__WHAT IS BEING ASKED__: Line by line, copy the entries exactly, excluding the pictures.

__TASK MATERIAL__:
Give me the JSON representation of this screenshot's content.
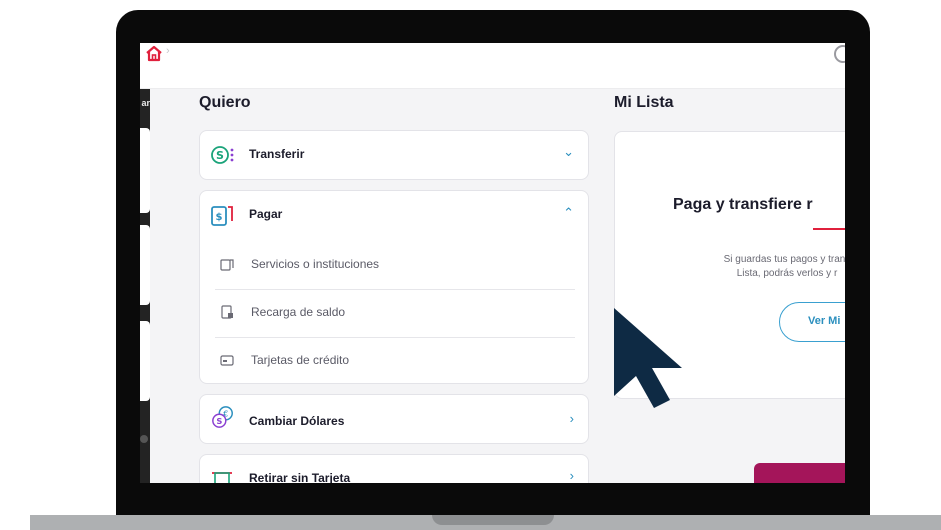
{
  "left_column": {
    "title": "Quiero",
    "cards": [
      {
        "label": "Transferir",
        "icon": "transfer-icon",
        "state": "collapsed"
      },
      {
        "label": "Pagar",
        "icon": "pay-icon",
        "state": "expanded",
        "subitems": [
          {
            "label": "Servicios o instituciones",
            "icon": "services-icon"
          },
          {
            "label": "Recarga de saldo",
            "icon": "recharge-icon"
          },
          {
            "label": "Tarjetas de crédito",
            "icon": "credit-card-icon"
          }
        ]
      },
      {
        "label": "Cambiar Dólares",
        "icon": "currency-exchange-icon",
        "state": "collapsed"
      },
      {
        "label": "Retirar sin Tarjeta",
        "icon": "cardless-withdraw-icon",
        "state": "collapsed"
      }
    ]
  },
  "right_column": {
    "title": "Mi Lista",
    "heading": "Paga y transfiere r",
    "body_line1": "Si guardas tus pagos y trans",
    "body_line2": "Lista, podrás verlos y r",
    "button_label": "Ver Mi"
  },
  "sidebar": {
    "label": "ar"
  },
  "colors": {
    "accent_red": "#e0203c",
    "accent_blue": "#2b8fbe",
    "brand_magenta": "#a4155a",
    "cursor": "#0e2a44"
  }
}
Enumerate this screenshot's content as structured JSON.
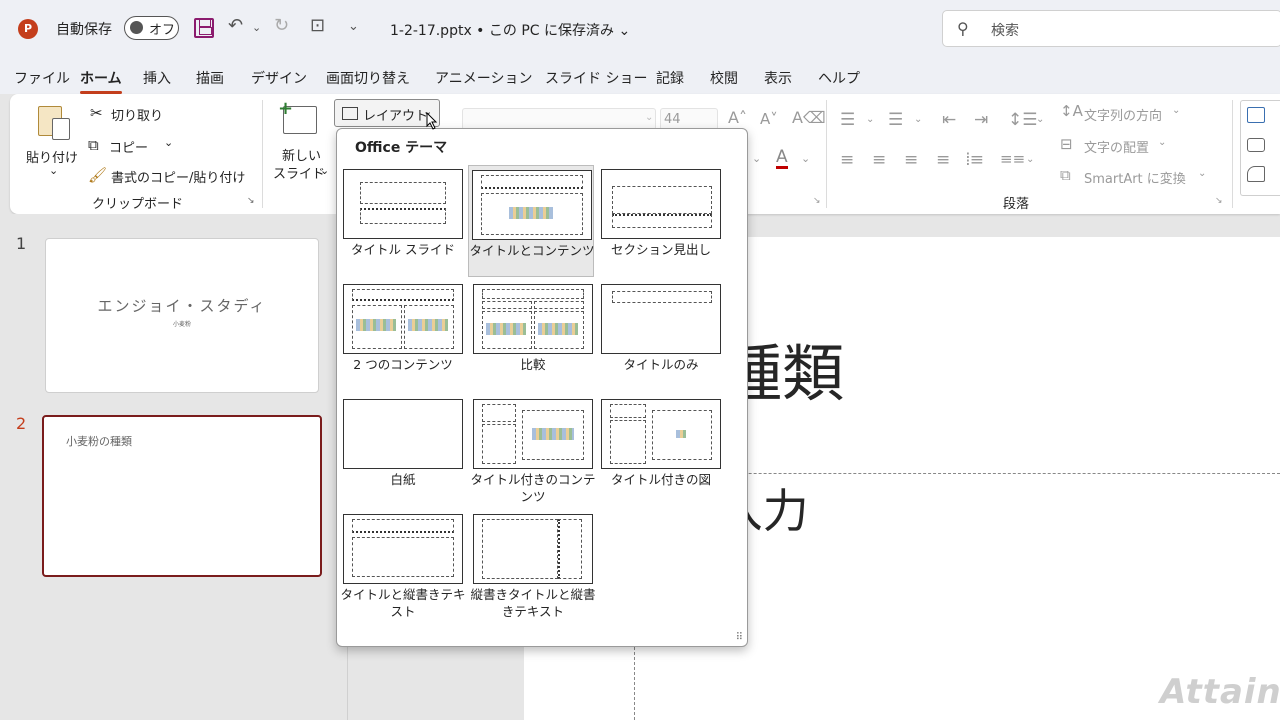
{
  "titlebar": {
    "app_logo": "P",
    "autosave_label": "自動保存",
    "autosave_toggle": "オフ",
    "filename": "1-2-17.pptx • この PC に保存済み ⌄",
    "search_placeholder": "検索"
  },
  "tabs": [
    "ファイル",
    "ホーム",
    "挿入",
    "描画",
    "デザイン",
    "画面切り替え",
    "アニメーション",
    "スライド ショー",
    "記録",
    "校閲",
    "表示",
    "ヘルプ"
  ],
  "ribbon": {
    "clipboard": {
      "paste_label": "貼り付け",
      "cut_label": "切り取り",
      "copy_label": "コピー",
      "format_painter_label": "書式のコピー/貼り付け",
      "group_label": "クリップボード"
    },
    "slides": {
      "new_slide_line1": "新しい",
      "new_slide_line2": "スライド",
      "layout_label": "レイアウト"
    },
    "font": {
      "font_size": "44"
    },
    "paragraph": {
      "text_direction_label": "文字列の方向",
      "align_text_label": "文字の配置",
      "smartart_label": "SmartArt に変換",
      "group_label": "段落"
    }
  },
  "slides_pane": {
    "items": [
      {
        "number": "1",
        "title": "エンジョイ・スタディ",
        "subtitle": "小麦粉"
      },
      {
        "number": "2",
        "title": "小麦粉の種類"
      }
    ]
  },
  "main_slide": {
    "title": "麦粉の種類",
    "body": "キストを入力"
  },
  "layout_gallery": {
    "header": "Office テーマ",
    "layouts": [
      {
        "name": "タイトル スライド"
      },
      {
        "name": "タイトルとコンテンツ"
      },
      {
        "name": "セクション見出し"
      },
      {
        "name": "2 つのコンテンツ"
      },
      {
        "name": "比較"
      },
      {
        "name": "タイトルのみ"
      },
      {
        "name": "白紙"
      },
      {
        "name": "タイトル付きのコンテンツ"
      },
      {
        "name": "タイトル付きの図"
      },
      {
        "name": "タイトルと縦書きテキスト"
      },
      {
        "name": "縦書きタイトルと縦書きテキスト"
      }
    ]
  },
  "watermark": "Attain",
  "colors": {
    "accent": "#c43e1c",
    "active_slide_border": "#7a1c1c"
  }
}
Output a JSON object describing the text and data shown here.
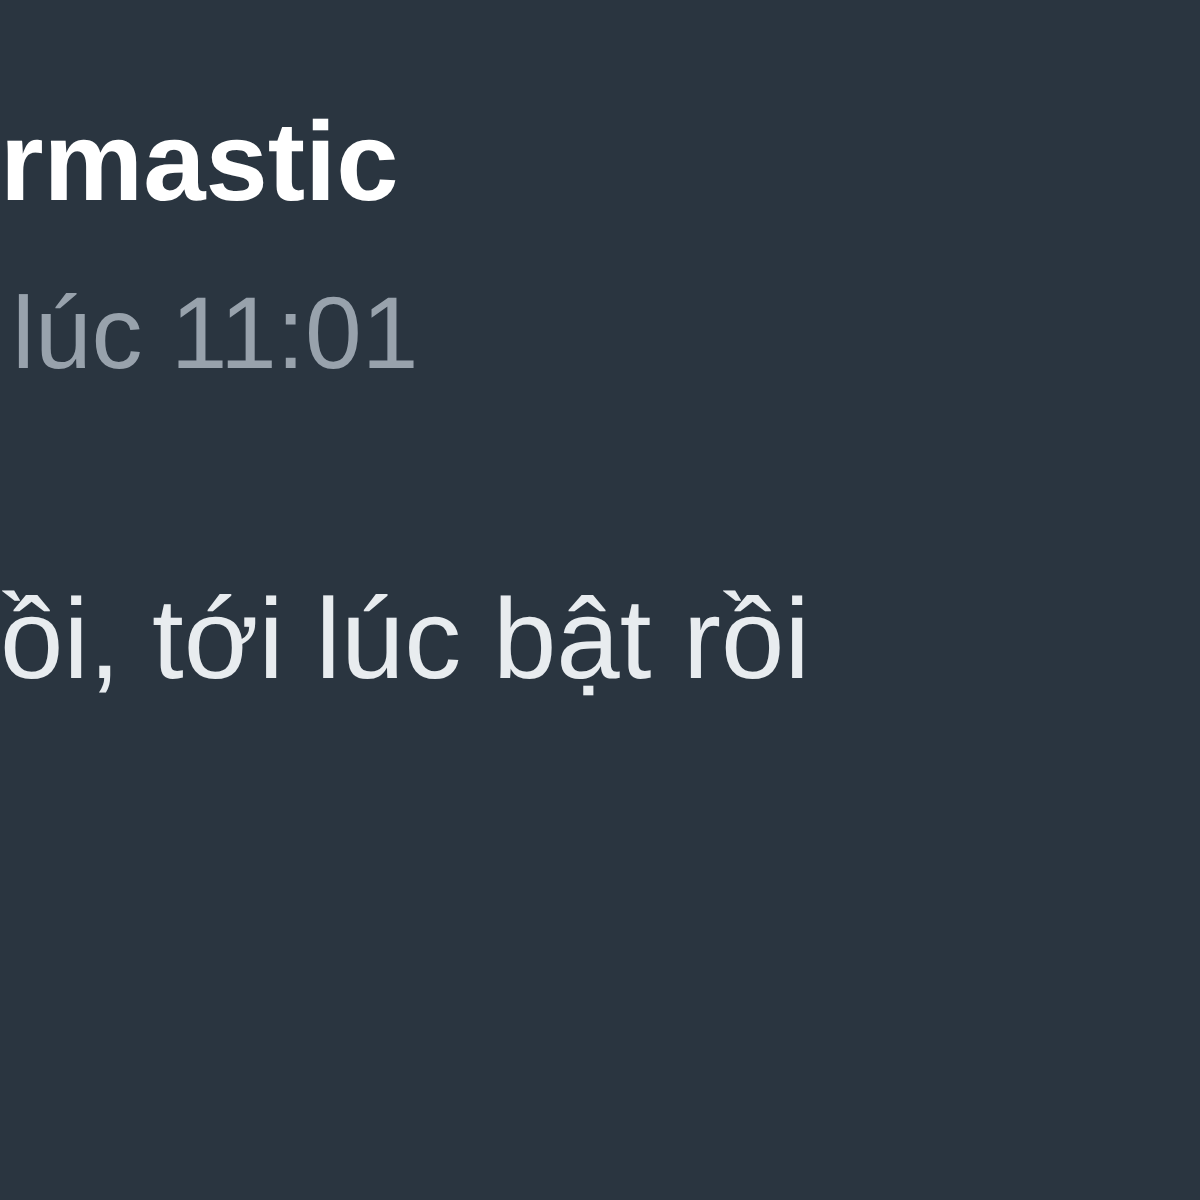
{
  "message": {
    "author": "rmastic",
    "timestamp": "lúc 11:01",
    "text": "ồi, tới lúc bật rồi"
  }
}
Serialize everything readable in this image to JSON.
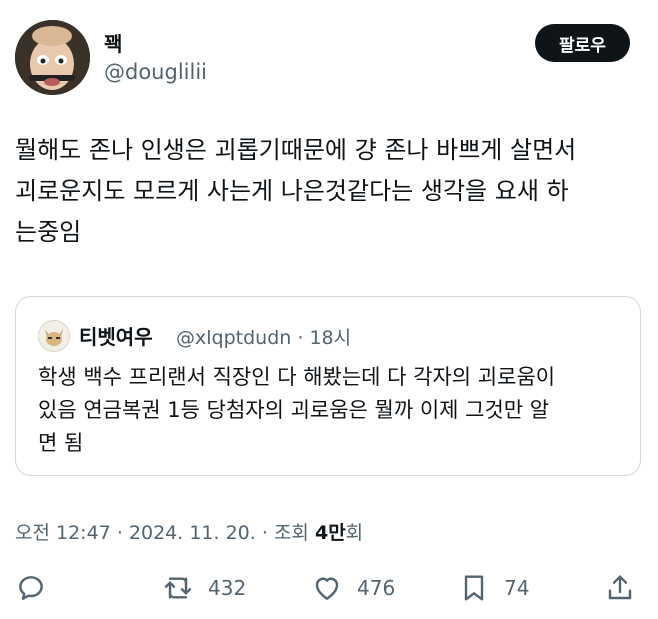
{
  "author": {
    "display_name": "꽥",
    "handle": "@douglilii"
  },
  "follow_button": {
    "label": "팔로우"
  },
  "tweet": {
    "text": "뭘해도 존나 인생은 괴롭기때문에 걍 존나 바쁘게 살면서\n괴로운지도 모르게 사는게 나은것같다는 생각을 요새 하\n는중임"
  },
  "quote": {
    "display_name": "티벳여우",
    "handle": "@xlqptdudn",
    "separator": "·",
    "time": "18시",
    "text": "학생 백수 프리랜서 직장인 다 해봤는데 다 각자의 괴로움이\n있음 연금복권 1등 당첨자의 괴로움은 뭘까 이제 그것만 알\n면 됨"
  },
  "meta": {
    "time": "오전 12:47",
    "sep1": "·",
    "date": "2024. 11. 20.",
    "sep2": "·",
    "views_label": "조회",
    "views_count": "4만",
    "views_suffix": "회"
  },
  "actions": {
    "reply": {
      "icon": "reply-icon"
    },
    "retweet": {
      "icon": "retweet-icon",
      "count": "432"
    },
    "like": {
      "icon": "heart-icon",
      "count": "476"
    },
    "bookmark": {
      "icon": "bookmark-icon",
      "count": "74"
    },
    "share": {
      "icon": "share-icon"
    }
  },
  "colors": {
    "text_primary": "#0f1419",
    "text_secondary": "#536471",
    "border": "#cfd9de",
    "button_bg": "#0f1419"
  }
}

__COMPLETED EXERCISE__:
Give me the JSON representation of this screenshot's content.
{
  "left_column": {
    "title": "Quiero",
    "cards": [
      {
        "label": "Transferir",
        "icon": "transfer-icon",
        "state": "collapsed"
      },
      {
        "label": "Pagar",
        "icon": "pay-icon",
        "state": "expanded",
        "subitems": [
          {
            "label": "Servicios o instituciones",
            "icon": "services-icon"
          },
          {
            "label": "Recarga de saldo",
            "icon": "recharge-icon"
          },
          {
            "label": "Tarjetas de crédito",
            "icon": "credit-card-icon"
          }
        ]
      },
      {
        "label": "Cambiar Dólares",
        "icon": "currency-exchange-icon",
        "state": "collapsed"
      },
      {
        "label": "Retirar sin Tarjeta",
        "icon": "cardless-withdraw-icon",
        "state": "collapsed"
      }
    ]
  },
  "right_column": {
    "title": "Mi Lista",
    "heading": "Paga y transfiere r",
    "body_line1": "Si guardas tus pagos y trans",
    "body_line2": "Lista, podrás verlos y r",
    "button_label": "Ver Mi"
  },
  "sidebar": {
    "label": "ar"
  },
  "colors": {
    "accent_red": "#e0203c",
    "accent_blue": "#2b8fbe",
    "brand_magenta": "#a4155a",
    "cursor": "#0e2a44"
  }
}
Enumerate this screenshot's content as structured JSON.
{
  "titlebar": {
    "app_logo": "P",
    "autosave_label": "自動保存",
    "autosave_toggle": "オフ",
    "filename": "1-2-17.pptx • この PC に保存済み ⌄",
    "search_placeholder": "検索"
  },
  "tabs": [
    "ファイル",
    "ホーム",
    "挿入",
    "描画",
    "デザイン",
    "画面切り替え",
    "アニメーション",
    "スライド ショー",
    "記録",
    "校閲",
    "表示",
    "ヘルプ"
  ],
  "ribbon": {
    "clipboard": {
      "paste_label": "貼り付け",
      "cut_label": "切り取り",
      "copy_label": "コピー",
      "format_painter_label": "書式のコピー/貼り付け",
      "group_label": "クリップボード"
    },
    "slides": {
      "new_slide_line1": "新しい",
      "new_slide_line2": "スライド",
      "layout_label": "レイアウト"
    },
    "font": {
      "font_size": "44"
    },
    "paragraph": {
      "text_direction_label": "文字列の方向",
      "align_text_label": "文字の配置",
      "smartart_label": "SmartArt に変換",
      "group_label": "段落"
    }
  },
  "slides_pane": {
    "items": [
      {
        "number": "1",
        "title": "エンジョイ・スタディ",
        "subtitle": "小麦粉"
      },
      {
        "number": "2",
        "title": "小麦粉の種類"
      }
    ]
  },
  "main_slide": {
    "title": "麦粉の種類",
    "body": "キストを入力"
  },
  "layout_gallery": {
    "header": "Office テーマ",
    "layouts": [
      {
        "name": "タイトル スライド"
      },
      {
        "name": "タイトルとコンテンツ"
      },
      {
        "name": "セクション見出し"
      },
      {
        "name": "2 つのコンテンツ"
      },
      {
        "name": "比較"
      },
      {
        "name": "タイトルのみ"
      },
      {
        "name": "白紙"
      },
      {
        "name": "タイトル付きのコンテンツ"
      },
      {
        "name": "タイトル付きの図"
      },
      {
        "name": "タイトルと縦書きテキスト"
      },
      {
        "name": "縦書きタイトルと縦書きテキスト"
      }
    ]
  },
  "watermark": "Attain",
  "colors": {
    "accent": "#c43e1c",
    "active_slide_border": "#7a1c1c"
  }
}
Output a JSON object describing the text and data shown here.
{
  "message": {
    "author": "rmastic",
    "timestamp": "lúc 11:01",
    "text": "ồi, tới lúc bật rồi"
  }
}
Serialize everything readable in this image to JSON.
{
  "author": {
    "display_name": "꽥",
    "handle": "@douglilii"
  },
  "follow_button": {
    "label": "팔로우"
  },
  "tweet": {
    "text": "뭘해도 존나 인생은 괴롭기때문에 걍 존나 바쁘게 살면서\n괴로운지도 모르게 사는게 나은것같다는 생각을 요새 하\n는중임"
  },
  "quote": {
    "display_name": "티벳여우",
    "handle": "@xlqptdudn",
    "separator": "·",
    "time": "18시",
    "text": "학생 백수 프리랜서 직장인 다 해봤는데 다 각자의 괴로움이\n있음 연금복권 1등 당첨자의 괴로움은 뭘까 이제 그것만 알\n면 됨"
  },
  "meta": {
    "time": "오전 12:47",
    "sep1": "·",
    "date": "2024. 11. 20.",
    "sep2": "·",
    "views_label": "조회",
    "views_count": "4만",
    "views_suffix": "회"
  },
  "actions": {
    "reply": {
      "icon": "reply-icon"
    },
    "retweet": {
      "icon": "retweet-icon",
      "count": "432"
    },
    "like": {
      "icon": "heart-icon",
      "count": "476"
    },
    "bookmark": {
      "icon": "bookmark-icon",
      "count": "74"
    },
    "share": {
      "icon": "share-icon"
    }
  },
  "colors": {
    "text_primary": "#0f1419",
    "text_secondary": "#536471",
    "border": "#cfd9de",
    "button_bg": "#0f1419"
  }
}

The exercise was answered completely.